To foster Thebè's greatness, and therewith
In brotherly accord is my decree
Touching. the sons of Oedipus. The man—
Etcocles I mean—who died for Thebes
Fighting with eminent prowess on her side,
Shall be entombed with every sacred rite
That follows to the grave the lordliest dead.
But for his brother, who, a banished man,
Returned to devastate and burn with tire
The land of his nativity, the shrines
Of his ancestral gods, to feed him fat
With Theban carnage, and make captive all
That should escape the sword—for Polynices,
This law hath been proclaimed concerning him:
He shall have no lament, no funeral,
But lie unburied, for the carrion fowl
And dogs to eat his corse, a sight of shame.
Such are the motions of this mind and will.
Never from me shall villains reap renown
Before the just. But whoso loves the State,
I will exalt him both in life and death.
Ch. Son of Menoeceus, we have heard thy mind
Toward him who loves, and him who hates our city.
And sure, 'tis thine to enforce what law thou wilt
Both on the dead and all of us who live.
Cr. Then be ye watchful to maintain my word.
Ch. Young strength for such a burden were more
Cr. Already there be watchers of the dead.
Ch. What charge then wouldst thou further lay on
Cr. Not to give place to those that disobey.
Ch. Who is so fond, to be in love with death?
Cr. Such, truly, is the meed. But hope of gain
Full oft ere now hath been the ruin of men.
Watchman. (entering). My lord, I am out of breath,
but not with speed.
I will not say my foot was fleet.
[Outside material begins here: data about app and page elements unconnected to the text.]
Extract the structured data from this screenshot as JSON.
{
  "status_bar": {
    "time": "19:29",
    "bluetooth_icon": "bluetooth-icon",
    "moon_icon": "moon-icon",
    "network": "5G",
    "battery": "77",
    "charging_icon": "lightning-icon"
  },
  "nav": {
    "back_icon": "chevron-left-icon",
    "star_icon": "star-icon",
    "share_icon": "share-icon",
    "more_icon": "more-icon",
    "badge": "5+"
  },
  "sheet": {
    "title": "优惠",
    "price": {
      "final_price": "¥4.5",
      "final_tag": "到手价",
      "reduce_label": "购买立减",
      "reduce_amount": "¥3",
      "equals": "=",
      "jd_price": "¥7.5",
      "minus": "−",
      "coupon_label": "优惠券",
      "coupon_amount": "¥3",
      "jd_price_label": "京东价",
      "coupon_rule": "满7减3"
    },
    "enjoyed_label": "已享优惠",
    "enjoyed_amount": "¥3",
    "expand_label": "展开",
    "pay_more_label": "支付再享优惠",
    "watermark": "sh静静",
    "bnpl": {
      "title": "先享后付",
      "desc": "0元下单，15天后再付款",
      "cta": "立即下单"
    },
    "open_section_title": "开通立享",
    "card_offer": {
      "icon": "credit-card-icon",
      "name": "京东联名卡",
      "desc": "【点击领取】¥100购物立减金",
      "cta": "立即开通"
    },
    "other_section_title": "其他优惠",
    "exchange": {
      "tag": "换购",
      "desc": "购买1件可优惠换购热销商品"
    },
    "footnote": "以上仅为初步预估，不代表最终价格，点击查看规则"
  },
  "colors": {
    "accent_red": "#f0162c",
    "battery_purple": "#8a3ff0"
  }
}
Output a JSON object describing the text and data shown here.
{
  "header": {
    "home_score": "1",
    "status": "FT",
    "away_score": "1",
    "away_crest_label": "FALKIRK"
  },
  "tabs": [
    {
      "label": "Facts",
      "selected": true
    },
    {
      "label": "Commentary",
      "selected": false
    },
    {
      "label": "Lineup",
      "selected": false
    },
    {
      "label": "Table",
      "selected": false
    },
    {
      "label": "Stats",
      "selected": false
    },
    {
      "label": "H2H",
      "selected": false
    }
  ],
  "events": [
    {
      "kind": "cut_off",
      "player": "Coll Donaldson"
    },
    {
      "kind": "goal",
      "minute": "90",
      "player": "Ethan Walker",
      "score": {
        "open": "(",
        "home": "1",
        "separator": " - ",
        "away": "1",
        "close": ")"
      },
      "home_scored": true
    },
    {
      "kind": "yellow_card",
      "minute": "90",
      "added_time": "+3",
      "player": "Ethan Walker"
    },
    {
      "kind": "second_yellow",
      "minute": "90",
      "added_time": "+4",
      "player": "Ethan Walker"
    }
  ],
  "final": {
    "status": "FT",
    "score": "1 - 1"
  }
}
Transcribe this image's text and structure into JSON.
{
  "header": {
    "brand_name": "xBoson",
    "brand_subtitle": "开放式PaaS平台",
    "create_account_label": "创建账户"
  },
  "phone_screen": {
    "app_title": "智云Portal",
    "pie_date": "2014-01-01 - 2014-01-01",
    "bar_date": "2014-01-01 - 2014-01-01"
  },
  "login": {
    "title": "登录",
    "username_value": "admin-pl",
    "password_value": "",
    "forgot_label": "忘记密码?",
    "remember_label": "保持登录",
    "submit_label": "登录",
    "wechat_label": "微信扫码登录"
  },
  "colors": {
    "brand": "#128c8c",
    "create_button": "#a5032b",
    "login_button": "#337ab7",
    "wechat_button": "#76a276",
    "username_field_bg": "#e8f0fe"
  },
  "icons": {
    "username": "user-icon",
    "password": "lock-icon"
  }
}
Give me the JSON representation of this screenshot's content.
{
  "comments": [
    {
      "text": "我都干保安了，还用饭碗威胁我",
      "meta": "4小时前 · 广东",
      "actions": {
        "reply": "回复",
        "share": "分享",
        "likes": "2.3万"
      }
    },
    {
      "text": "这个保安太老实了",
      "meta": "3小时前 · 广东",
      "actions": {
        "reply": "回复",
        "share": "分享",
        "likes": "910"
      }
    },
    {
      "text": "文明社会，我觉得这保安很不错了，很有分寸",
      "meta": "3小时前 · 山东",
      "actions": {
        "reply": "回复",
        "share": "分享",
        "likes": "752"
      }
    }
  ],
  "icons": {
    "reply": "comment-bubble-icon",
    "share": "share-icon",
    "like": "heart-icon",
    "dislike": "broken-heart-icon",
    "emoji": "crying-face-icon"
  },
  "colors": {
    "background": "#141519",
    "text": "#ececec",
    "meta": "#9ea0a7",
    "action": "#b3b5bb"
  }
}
My thoughts
Cried halt unto me ever as I came
Following such courses 'tis my steadfast will